(Nick Anderson via GoComics.com)
In the key Florida market at least, the Republican’s long-term scheme to encourage short-term thinking may be working. Dave Weigel on “Paul Ryan’s successfully vague campaign to promise “current seniors” the moon“:
One of the pure joys of campaign reporting is the “headlines” e-mail. When a candidate has a particularly good day—a killer debate, a speech that goes off with no falling lights or flags—journalists get a missive from the campaign that runs through the bedazzled takes of your peers. The subtext is this: Why haven’t you written your story about how fantastic we’re doing?
On Saturday, shortly after Rep. Paul Ryan spoke at The Villages in Florida, the Romney campaign sent out no fewer than 14 incredible headlines. “Nothing but Cheers for Paul Ryan’s Medicare Plan at The Villages,” reported the Tampa Bay Times. (The planned community, where souped-up golf carts dominate the roads, is a Republican stronghold.) “Ryan Campaigns With Mother, Vows To Protect Medicare for Seniors,” reported the Hill.
And so on. The point of all this: proving that the first “Medi-scare” battle of the election is ending and that Republicans have fought it to a draw. Ryan got his message down to a zinger, and repeated it all week. “We want this debate,” he said. “We need this debate. And we will win this debate.”
It just depends what the meaning of “this” is. To keep on winning the Medicare debate, Ryan needs to please three groups of people. They are: conservative voters who are fine with any Medicare scale-back, conservatives who are fine with any Medicare reforms that don’t affect them, and swing voters who aren’t sure what they want. The campaign has moved on now, and our cable chyrons and Web leads have been given over to Todd Akin. Look back at Week 1, though, and Ryan’s done a stellar job pleasing all parties….
Read the whole thing, and think dark thoughts:
… It’s solid campaign patter. Ryan alternates between the specific, like when the plans would switch over, and the vague. He’ll keep “the promise” of Medicare, which is different than keeping Medicare as it is. He’ll keep a “guarantee” of coverage, which is different than keeping it a full-coverage entitlement.
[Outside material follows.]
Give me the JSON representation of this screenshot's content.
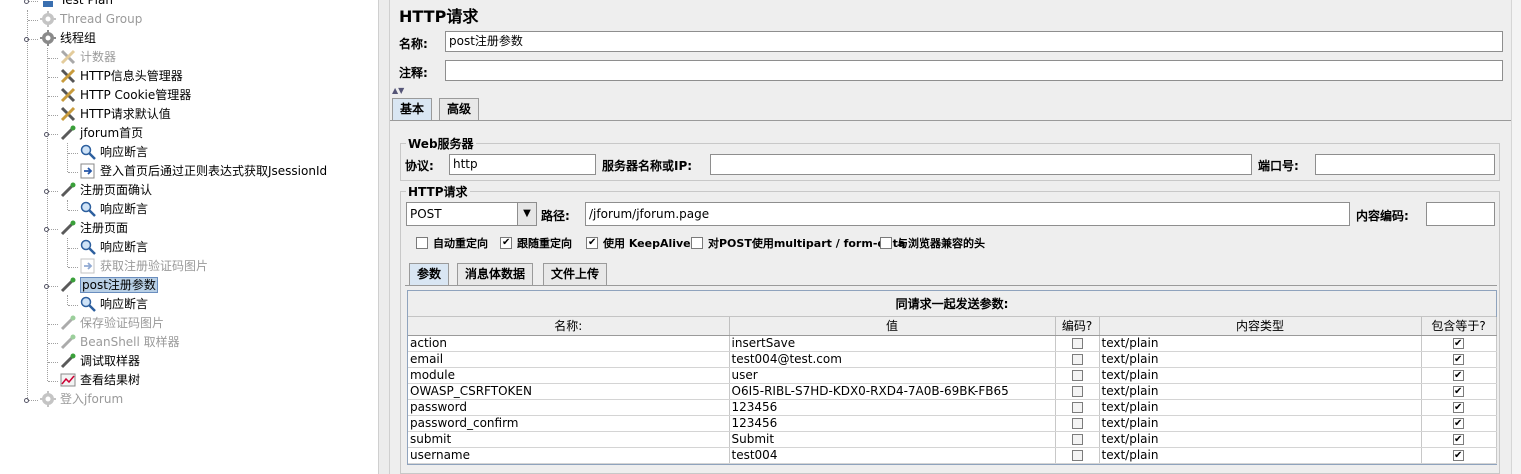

I don’t see anyone who’s already inclined to vote Republican having a problem with this. And those swing voters? They’ve got to be reading the pretty headlines.